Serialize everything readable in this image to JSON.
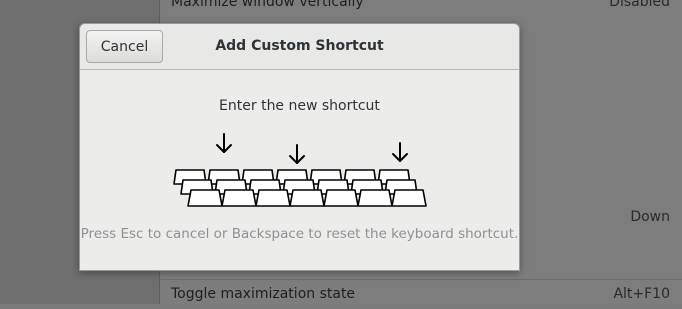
{
  "background": {
    "rows": [
      {
        "name": "Maximize window vertically",
        "accel": "Disabled"
      },
      {
        "name": "",
        "accel": "Down"
      },
      {
        "name": "Toggle maximization state",
        "accel": "Alt+F10"
      }
    ]
  },
  "dialog": {
    "cancel_label": "Cancel",
    "title": "Add Custom Shortcut",
    "prompt": "Enter the new shortcut",
    "hint": "Press Esc to cancel or Backspace to reset the keyboard shortcut."
  },
  "colors": {
    "dialog_bg": "#ececea",
    "hint_text": "#8e9192",
    "primary_text": "#2e3436"
  }
}
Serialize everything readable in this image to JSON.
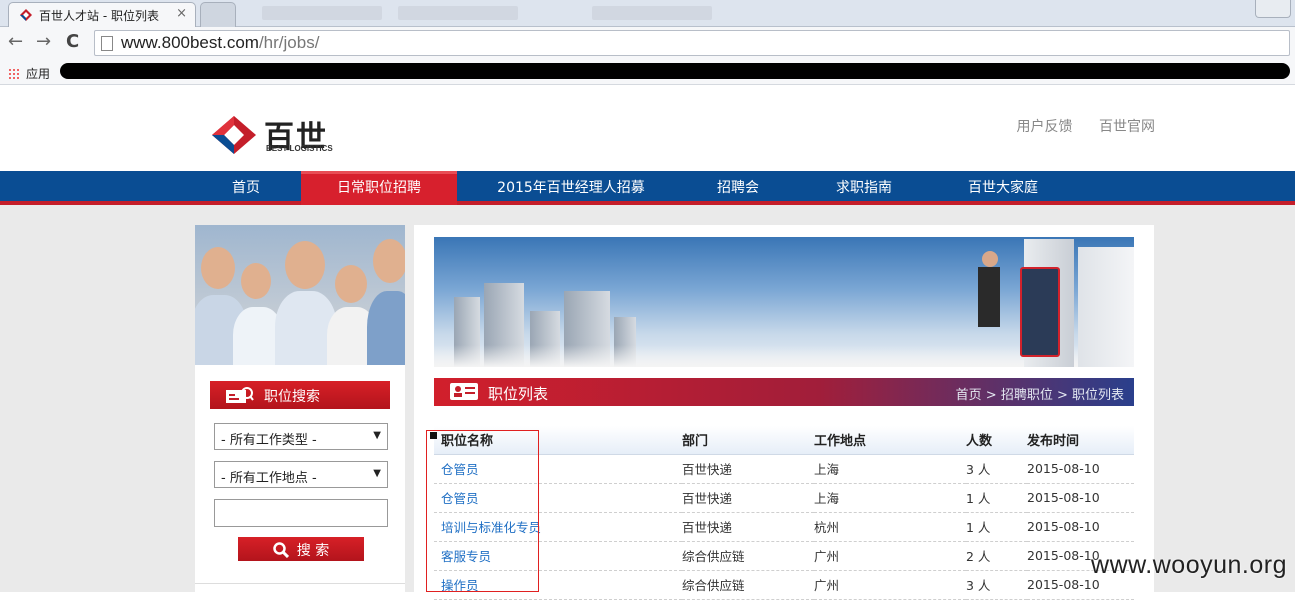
{
  "browser": {
    "active_tab_title": "百世人才站 - 职位列表",
    "tab_close": "×",
    "url_host": "www.800best.com",
    "url_path": "/hr/jobs/",
    "bookmarks_apps": "应用",
    "back": "←",
    "forward": "→",
    "reload": "C"
  },
  "header": {
    "logo_cn": "百世",
    "logo_en": "BEST LOGISTICS",
    "link_feedback": "用户反馈",
    "link_official": "百世官网"
  },
  "nav": {
    "items": [
      "首页",
      "日常职位招聘",
      "2015年百世经理人招募",
      "招聘会",
      "求职指南",
      "百世大家庭"
    ],
    "active_index": 1
  },
  "sidebar": {
    "search_title": "职位搜索",
    "job_type_select": "- 所有工作类型 -",
    "location_select": "- 所有工作地点 -",
    "keyword_value": "",
    "search_button": "搜 索"
  },
  "main": {
    "section_title": "职位列表",
    "breadcrumb": "首页 > 招聘职位 > 职位列表",
    "columns": [
      "职位名称",
      "部门",
      "工作地点",
      "人数",
      "发布时间"
    ],
    "rows": [
      {
        "title": "仓管员",
        "dept": "百世快递",
        "loc": "上海",
        "count": "3 人",
        "date": "2015-08-10"
      },
      {
        "title": "仓管员",
        "dept": "百世快递",
        "loc": "上海",
        "count": "1 人",
        "date": "2015-08-10"
      },
      {
        "title": "培训与标准化专员",
        "dept": "百世快递",
        "loc": "杭州",
        "count": "1 人",
        "date": "2015-08-10"
      },
      {
        "title": "客服专员",
        "dept": "综合供应链",
        "loc": "广州",
        "count": "2 人",
        "date": "2015-08-10"
      },
      {
        "title": "操作员",
        "dept": "综合供应链",
        "loc": "广州",
        "count": "3 人",
        "date": "2015-08-10"
      }
    ]
  },
  "watermark": "www.wooyun.org",
  "colors": {
    "nav_blue": "#0a4d93",
    "brand_red": "#d7202d",
    "link_blue": "#1f6fc4"
  }
}
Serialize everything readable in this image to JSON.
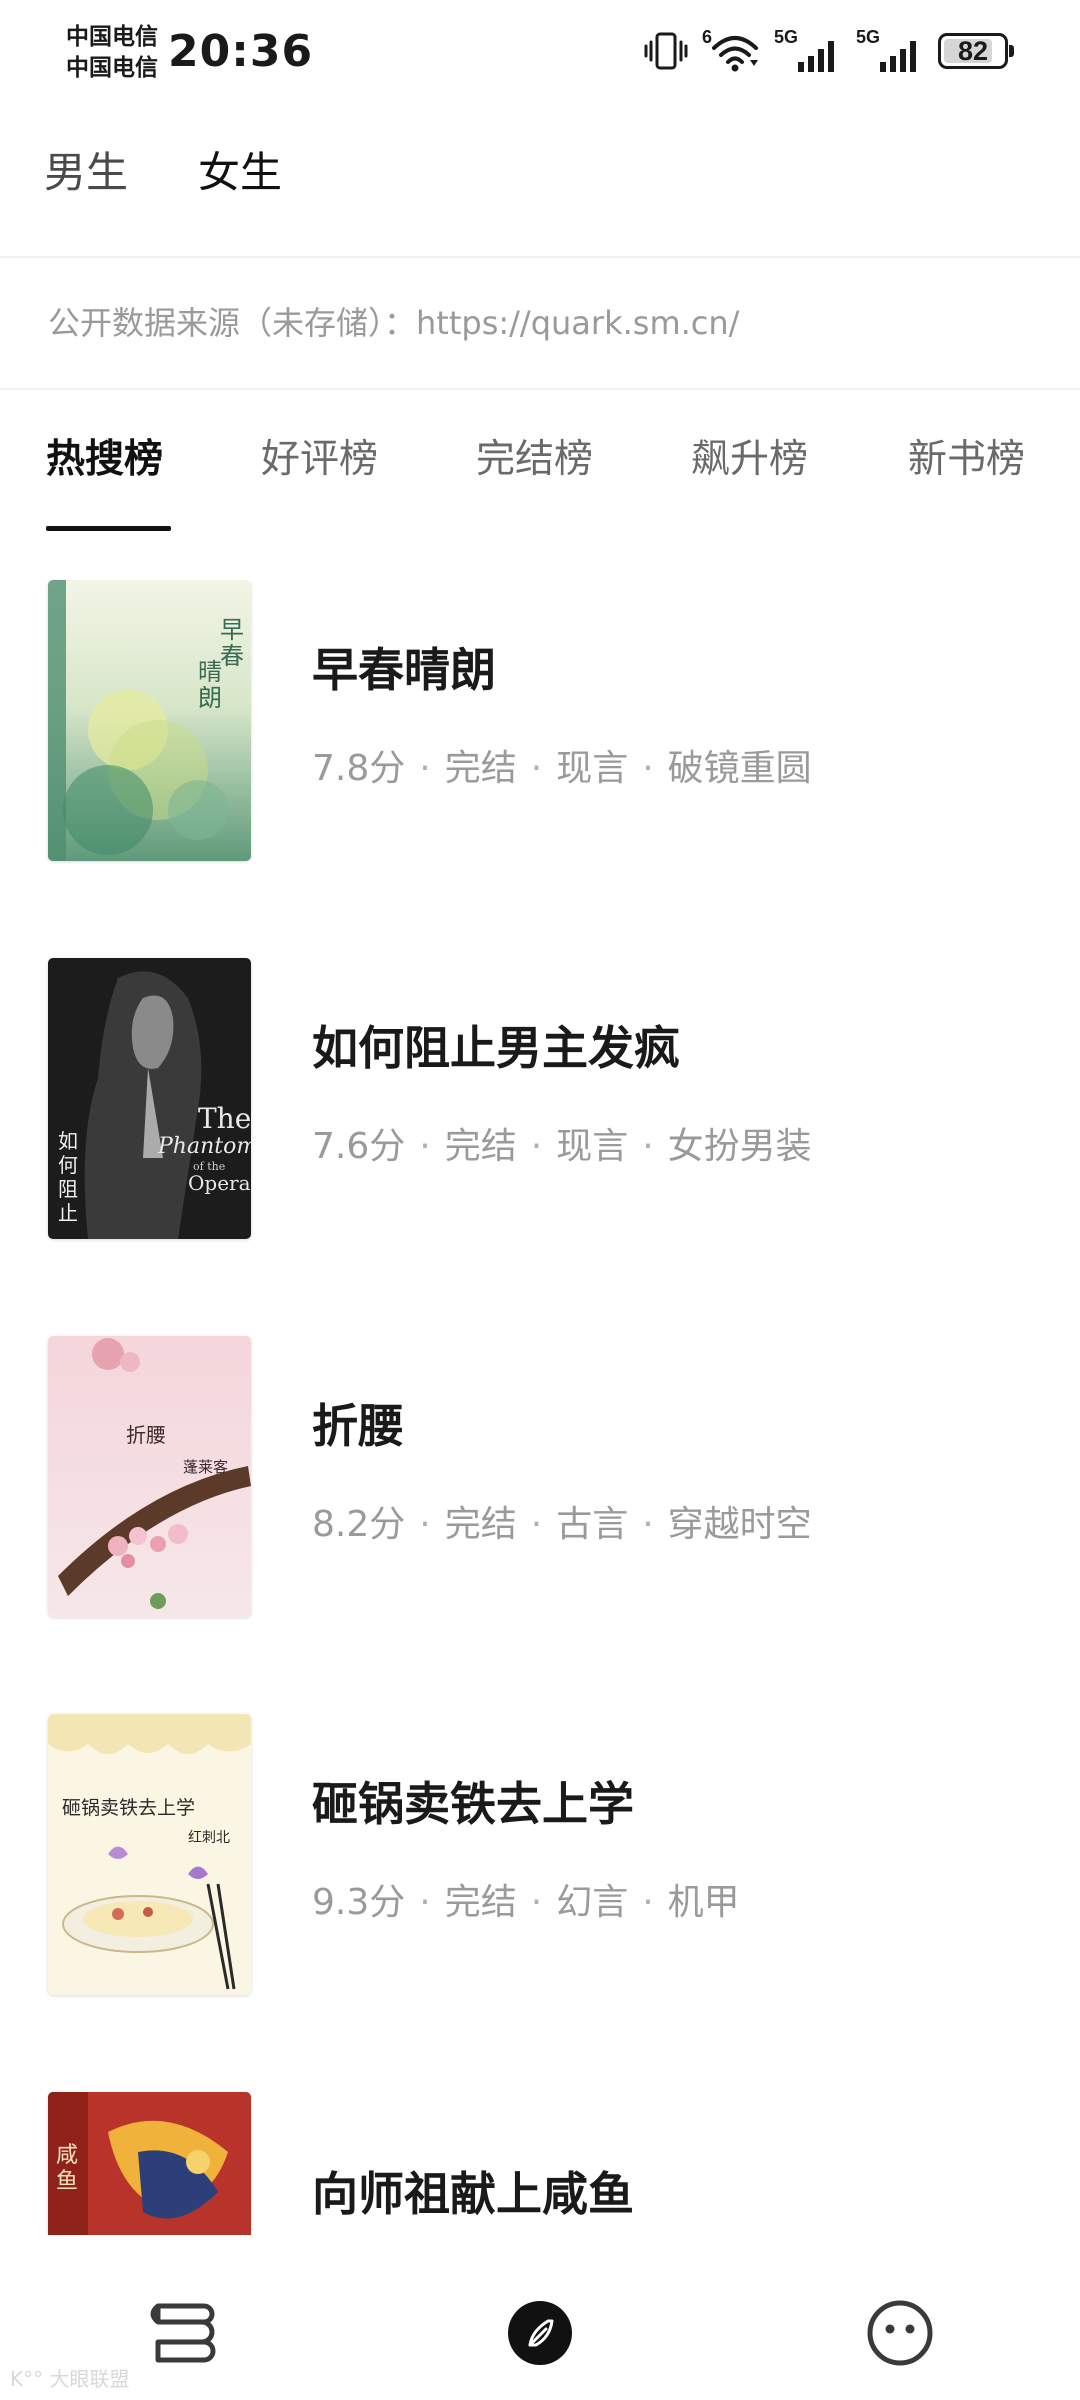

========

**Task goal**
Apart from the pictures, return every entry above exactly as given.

**Task output**
Serialize everything readable in this image to JSON.
{
  "background": {
    "rows": [
      {
        "name": "Maximize window vertically",
        "accel": "Disabled"
      },
      {
        "name": "",
        "accel": "Down"
      },
      {
        "name": "Toggle maximization state",
        "accel": "Alt+F10"
      }
    ]
  },
  "dialog": {
    "cancel_label": "Cancel",
    "title": "Add Custom Shortcut",
    "prompt": "Enter the new shortcut",
    "hint": "Press Esc to cancel or Backspace to reset the keyboard shortcut."
  },
  "colors": {
    "dialog_bg": "#ececea",
    "hint_text": "#8e9192",
    "primary_text": "#2e3436"
  }
}
Serialize everything readable in this image to JSON.
{
  "browser": {
    "active_tab_title": "百世人才站 - 职位列表",
    "tab_close": "×",
    "url_host": "www.800best.com",
    "url_path": "/hr/jobs/",
    "bookmarks_apps": "应用",
    "back": "←",
    "forward": "→",
    "reload": "C"
  },
  "header": {
    "logo_cn": "百世",
    "logo_en": "BEST LOGISTICS",
    "link_feedback": "用户反馈",
    "link_official": "百世官网"
  },
  "nav": {
    "items": [
      "首页",
      "日常职位招聘",
      "2015年百世经理人招募",
      "招聘会",
      "求职指南",
      "百世大家庭"
    ],
    "active_index": 1
  },
  "sidebar": {
    "search_title": "职位搜索",
    "job_type_select": "- 所有工作类型 -",
    "location_select": "- 所有工作地点 -",
    "keyword_value": "",
    "search_button": "搜 索"
  },
  "main": {
    "section_title": "职位列表",
    "breadcrumb": "首页 > 招聘职位 > 职位列表",
    "columns": [
      "职位名称",
      "部门",
      "工作地点",
      "人数",
      "发布时间"
    ],
    "rows": [
      {
        "title": "仓管员",
        "dept": "百世快递",
        "loc": "上海",
        "count": "3 人",
        "date": "2015-08-10"
      },
      {
        "title": "仓管员",
        "dept": "百世快递",
        "loc": "上海",
        "count": "1 人",
        "date": "2015-08-10"
      },
      {
        "title": "培训与标准化专员",
        "dept": "百世快递",
        "loc": "杭州",
        "count": "1 人",
        "date": "2015-08-10"
      },
      {
        "title": "客服专员",
        "dept": "综合供应链",
        "loc": "广州",
        "count": "2 人",
        "date": "2015-08-10"
      },
      {
        "title": "操作员",
        "dept": "综合供应链",
        "loc": "广州",
        "count": "3 人",
        "date": "2015-08-10"
      }
    ]
  },
  "watermark": "www.wooyun.org",
  "colors": {
    "nav_blue": "#0a4d93",
    "brand_red": "#d7202d",
    "link_blue": "#1f6fc4"
  }
}
Serialize everything readable in this image to JSON.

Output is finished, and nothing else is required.